#### [Exercise details]
Set down the data again in full, keeping every line exactly as it is.

(Beginning of Supplied entries)

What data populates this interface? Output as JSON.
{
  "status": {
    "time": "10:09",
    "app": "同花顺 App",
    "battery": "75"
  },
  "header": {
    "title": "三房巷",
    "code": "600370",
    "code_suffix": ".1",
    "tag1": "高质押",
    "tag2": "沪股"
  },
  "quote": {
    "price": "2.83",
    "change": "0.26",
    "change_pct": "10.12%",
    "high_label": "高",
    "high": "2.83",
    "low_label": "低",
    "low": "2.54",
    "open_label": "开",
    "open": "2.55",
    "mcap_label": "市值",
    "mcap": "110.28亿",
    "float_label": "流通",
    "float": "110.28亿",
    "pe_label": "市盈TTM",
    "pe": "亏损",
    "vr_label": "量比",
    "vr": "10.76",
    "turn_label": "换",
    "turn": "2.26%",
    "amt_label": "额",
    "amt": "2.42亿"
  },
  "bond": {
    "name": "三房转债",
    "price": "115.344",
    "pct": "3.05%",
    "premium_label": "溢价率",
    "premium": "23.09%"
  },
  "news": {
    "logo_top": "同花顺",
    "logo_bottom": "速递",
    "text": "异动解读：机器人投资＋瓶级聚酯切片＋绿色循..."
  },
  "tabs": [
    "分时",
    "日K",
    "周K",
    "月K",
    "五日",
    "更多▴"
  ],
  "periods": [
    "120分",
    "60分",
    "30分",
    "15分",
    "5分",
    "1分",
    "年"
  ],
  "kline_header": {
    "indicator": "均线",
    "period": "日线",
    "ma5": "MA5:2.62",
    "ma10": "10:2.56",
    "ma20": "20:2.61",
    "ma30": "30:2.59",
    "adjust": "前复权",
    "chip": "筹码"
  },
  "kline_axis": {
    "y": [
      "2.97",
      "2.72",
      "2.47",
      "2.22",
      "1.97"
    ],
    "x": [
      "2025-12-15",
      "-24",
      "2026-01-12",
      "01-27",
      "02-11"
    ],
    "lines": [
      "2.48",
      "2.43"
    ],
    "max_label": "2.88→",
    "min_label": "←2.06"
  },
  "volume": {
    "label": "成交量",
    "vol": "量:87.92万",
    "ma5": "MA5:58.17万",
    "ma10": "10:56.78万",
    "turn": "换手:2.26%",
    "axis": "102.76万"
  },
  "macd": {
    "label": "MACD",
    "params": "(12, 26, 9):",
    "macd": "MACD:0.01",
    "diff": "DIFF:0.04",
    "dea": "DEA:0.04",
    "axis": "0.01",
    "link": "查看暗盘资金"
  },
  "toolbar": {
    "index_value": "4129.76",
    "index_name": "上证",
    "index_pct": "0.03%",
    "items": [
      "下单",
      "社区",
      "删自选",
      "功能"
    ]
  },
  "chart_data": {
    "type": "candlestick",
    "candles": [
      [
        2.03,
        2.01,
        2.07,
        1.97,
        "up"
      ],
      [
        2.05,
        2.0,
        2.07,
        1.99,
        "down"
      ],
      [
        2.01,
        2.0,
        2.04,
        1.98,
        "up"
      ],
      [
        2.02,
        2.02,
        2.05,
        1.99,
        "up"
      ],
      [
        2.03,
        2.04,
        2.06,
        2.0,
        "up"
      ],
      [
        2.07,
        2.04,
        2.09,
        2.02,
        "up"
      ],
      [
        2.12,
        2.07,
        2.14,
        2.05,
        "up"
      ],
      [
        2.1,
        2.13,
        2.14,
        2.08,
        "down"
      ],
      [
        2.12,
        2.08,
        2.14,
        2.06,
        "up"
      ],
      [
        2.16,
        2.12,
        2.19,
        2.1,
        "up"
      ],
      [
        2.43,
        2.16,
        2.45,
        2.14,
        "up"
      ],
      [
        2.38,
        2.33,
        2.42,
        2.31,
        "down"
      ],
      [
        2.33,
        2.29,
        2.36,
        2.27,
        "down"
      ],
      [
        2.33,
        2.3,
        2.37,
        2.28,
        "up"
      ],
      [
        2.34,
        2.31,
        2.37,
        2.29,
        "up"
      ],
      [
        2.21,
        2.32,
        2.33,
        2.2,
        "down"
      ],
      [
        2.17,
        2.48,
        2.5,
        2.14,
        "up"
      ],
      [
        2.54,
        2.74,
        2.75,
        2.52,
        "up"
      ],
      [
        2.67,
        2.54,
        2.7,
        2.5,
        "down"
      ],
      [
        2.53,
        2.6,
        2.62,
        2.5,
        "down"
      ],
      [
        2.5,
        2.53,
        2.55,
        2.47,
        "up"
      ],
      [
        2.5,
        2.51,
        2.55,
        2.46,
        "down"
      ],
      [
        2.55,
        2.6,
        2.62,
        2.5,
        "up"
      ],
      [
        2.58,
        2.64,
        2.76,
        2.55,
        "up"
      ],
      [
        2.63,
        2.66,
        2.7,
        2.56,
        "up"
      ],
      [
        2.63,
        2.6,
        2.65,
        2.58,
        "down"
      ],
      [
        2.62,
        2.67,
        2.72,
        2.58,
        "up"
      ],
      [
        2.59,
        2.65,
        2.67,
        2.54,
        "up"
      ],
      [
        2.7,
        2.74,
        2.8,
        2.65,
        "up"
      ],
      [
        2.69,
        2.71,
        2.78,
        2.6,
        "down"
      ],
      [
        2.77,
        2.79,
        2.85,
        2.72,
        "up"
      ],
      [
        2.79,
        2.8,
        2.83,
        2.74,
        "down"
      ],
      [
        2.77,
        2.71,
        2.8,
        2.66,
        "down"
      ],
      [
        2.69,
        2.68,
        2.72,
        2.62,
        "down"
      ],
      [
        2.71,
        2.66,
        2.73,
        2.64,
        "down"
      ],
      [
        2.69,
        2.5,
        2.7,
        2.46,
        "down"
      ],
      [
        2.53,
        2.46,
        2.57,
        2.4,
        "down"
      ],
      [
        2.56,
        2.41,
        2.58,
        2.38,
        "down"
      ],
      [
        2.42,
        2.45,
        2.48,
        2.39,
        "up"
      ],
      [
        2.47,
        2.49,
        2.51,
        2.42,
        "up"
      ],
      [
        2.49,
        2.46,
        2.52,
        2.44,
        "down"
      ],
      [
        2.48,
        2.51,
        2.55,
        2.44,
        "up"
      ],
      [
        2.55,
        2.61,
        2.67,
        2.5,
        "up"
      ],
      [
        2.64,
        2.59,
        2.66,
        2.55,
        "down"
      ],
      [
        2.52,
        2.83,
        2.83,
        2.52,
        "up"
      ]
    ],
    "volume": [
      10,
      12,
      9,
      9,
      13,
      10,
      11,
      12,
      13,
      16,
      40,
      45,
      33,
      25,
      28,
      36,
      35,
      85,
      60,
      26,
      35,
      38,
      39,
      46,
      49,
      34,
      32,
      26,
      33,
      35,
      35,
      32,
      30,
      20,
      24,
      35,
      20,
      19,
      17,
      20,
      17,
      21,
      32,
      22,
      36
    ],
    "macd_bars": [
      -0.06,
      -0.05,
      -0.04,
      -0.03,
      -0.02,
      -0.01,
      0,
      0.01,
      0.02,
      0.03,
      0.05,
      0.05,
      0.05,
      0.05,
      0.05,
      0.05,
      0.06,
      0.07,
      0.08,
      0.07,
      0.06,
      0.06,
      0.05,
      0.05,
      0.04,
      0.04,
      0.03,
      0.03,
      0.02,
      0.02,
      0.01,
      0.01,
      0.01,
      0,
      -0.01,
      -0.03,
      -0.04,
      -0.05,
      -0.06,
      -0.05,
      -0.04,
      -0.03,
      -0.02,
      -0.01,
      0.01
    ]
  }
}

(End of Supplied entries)

#### [Answer space]
What data populates this interface? Output as JSON.
{
  "status": {
    "time": "10:09",
    "app": "同花顺 App",
    "battery": "75"
  },
  "header": {
    "title": "三房巷",
    "code": "600370",
    "code_suffix": ".1",
    "tag1": "高质押",
    "tag2": "沪股"
  },
  "quote": {
    "price": "2.83",
    "change": "0.26",
    "change_pct": "10.12%",
    "high_label": "高",
    "high": "2.83",
    "low_label": "低",
    "low": "2.54",
    "open_label": "开",
    "open": "2.55",
    "mcap_label": "市值",
    "mcap": "110.28亿",
    "float_label": "流通",
    "float": "110.28亿",
    "pe_label": "市盈TTM",
    "pe": "亏损",
    "vr_label": "量比",
    "vr": "10.76",
    "turn_label": "换",
    "turn": "2.26%",
    "amt_label": "额",
    "amt": "2.42亿"
  },
  "bond": {
    "name": "三房转债",
    "price": "115.344",
    "pct": "3.05%",
    "premium_label": "溢价率",
    "premium": "23.09%"
  },
  "news": {
    "logo_top": "同花顺",
    "logo_bottom": "速递",
    "text": "异动解读：机器人投资＋瓶级聚酯切片＋绿色循..."
  },
  "tabs": [
    "分时",
    "日K",
    "周K",
    "月K",
    "五日",
    "更多▴"
  ],
  "periods": [
    "120分",
    "60分",
    "30分",
    "15分",
    "5分",
    "1分",
    "年"
  ],
  "kline_header": {
    "indicator": "均线",
    "period": "日线",
    "ma5": "MA5:2.62",
    "ma10": "10:2.56",
    "ma20": "20:2.61",
    "ma30": "30:2.59",
    "adjust": "前复权",
    "chip": "筹码"
  },
  "kline_axis": {
    "y": [
      "2.97",
      "2.72",
      "2.47",
      "2.22",
      "1.97"
    ],
    "x": [
      "2025-12-15",
      "-24",
      "2026-01-12",
      "01-27",
      "02-11"
    ],
    "lines": [
      "2.48",
      "2.43"
    ],
    "max_label": "2.88→",
    "min_label": "←2.06"
  },
  "volume": {
    "label": "成交量",
    "vol": "量:87.92万",
    "ma5": "MA5:58.17万",
    "ma10": "10:56.78万",
    "turn": "换手:2.26%",
    "axis": "102.76万"
  },
  "macd": {
    "label": "MACD",
    "params": "(12, 26, 9):",
    "macd": "MACD:0.01",
    "diff": "DIFF:0.04",
    "dea": "DEA:0.04",
    "axis": "0.01",
    "link": "查看暗盘资金"
  },
  "toolbar": {
    "index_value": "4129.76",
    "index_name": "上证",
    "index_pct": "0.03%",
    "items": [
      "下单",
      "社区",
      "删自选",
      "功能"
    ]
  },
  "chart_data": {
    "type": "candlestick",
    "candles": [
      [
        2.03,
        2.01,
        2.07,
        1.97,
        "up"
      ],
      [
        2.05,
        2.0,
        2.07,
        1.99,
        "down"
      ],
      [
        2.01,
        2.0,
        2.04,
        1.98,
        "up"
      ],
      [
        2.02,
        2.02,
        2.05,
        1.99,
        "up"
      ],
      [
        2.03,
        2.04,
        2.06,
        2.0,
        "up"
      ],
      [
        2.07,
        2.04,
        2.09,
        2.02,
        "up"
      ],
      [
        2.12,
        2.07,
        2.14,
        2.05,
        "up"
      ],
      [
        2.1,
        2.13,
        2.14,
        2.08,
        "down"
      ],
      [
        2.12,
        2.08,
        2.14,
        2.06,
        "up"
      ],
      [
        2.16,
        2.12,
        2.19,
        2.1,
        "up"
      ],
      [
        2.43,
        2.16,
        2.45,
        2.14,
        "up"
      ],
      [
        2.38,
        2.33,
        2.42,
        2.31,
        "down"
      ],
      [
        2.33,
        2.29,
        2.36,
        2.27,
        "down"
      ],
      [
        2.33,
        2.3,
        2.37,
        2.28,
        "up"
      ],
      [
        2.34,
        2.31,
        2.37,
        2.29,
        "up"
      ],
      [
        2.21,
        2.32,
        2.33,
        2.2,
        "down"
      ],
      [
        2.17,
        2.48,
        2.5,
        2.14,
        "up"
      ],
      [
        2.54,
        2.74,
        2.75,
        2.52,
        "up"
      ],
      [
        2.67,
        2.54,
        2.7,
        2.5,
        "down"
      ],
      [
        2.53,
        2.6,
        2.62,
        2.5,
        "down"
      ],
      [
        2.5,
        2.53,
        2.55,
        2.47,
        "up"
      ],
      [
        2.5,
        2.51,
        2.55,
        2.46,
        "down"
      ],
      [
        2.55,
        2.6,
        2.62,
        2.5,
        "up"
      ],
      [
        2.58,
        2.64,
        2.76,
        2.55,
        "up"
      ],
      [
        2.63,
        2.66,
        2.7,
        2.56,
        "up"
      ],
      [
        2.63,
        2.6,
        2.65,
        2.58,
        "down"
      ],
      [
        2.62,
        2.67,
        2.72,
        2.58,
        "up"
      ],
      [
        2.59,
        2.65,
        2.67,
        2.54,
        "up"
      ],
      [
        2.7,
        2.74,
        2.8,
        2.65,
        "up"
      ],
      [
        2.69,
        2.71,
        2.78,
        2.6,
        "down"
      ],
      [
        2.77,
        2.79,
        2.85,
        2.72,
        "up"
      ],
      [
        2.79,
        2.8,
        2.83,
        2.74,
        "down"
      ],
      [
        2.77,
        2.71,
        2.8,
        2.66,
        "down"
      ],
      [
        2.69,
        2.68,
        2.72,
        2.62,
        "down"
      ],
      [
        2.71,
        2.66,
        2.73,
        2.64,
        "down"
      ],
      [
        2.69,
        2.5,
        2.7,
        2.46,
        "down"
      ],
      [
        2.53,
        2.46,
        2.57,
        2.4,
        "down"
      ],
      [
        2.56,
        2.41,
        2.58,
        2.38,
        "down"
      ],
      [
        2.42,
        2.45,
        2.48,
        2.39,
        "up"
      ],
      [
        2.47,
        2.49,
        2.51,
        2.42,
        "up"
      ],
      [
        2.49,
        2.46,
        2.52,
        2.44,
        "down"
      ],
      [
        2.48,
        2.51,
        2.55,
        2.44,
        "up"
      ],
      [
        2.55,
        2.61,
        2.67,
        2.5,
        "up"
      ],
      [
        2.64,
        2.59,
        2.66,
        2.55,
        "down"
      ],
      [
        2.52,
        2.83,
        2.83,
        2.52,
        "up"
      ]
    ],
    "volume": [
      10,
      12,
      9,
      9,
      13,
      10,
      11,
      12,
      13,
      16,
      40,
      45,
      33,
      25,
      28,
      36,
      35,
      85,
      60,
      26,
      35,
      38,
      39,
      46,
      49,
      34,
      32,
      26,
      33,
      35,
      35,
      32,
      30,
      20,
      24,
      35,
      20,
      19,
      17,
      20,
      17,
      21,
      32,
      22,
      36
    ],
    "macd_bars": [
      -0.06,
      -0.05,
      -0.04,
      -0.03,
      -0.02,
      -0.01,
      0,
      0.01,
      0.02,
      0.03,
      0.05,
      0.05,
      0.05,
      0.05,
      0.05,
      0.05,
      0.06,
      0.07,
      0.08,
      0.07,
      0.06,
      0.06,
      0.05,
      0.05,
      0.04,
      0.04,
      0.03,
      0.03,
      0.02,
      0.02,
      0.01,
      0.01,
      0.01,
      0,
      -0.01,
      -0.03,
      -0.04,
      -0.05,
      -0.06,
      -0.05,
      -0.04,
      -0.03,
      -0.02,
      -0.01,
      0.01
    ]
  }
}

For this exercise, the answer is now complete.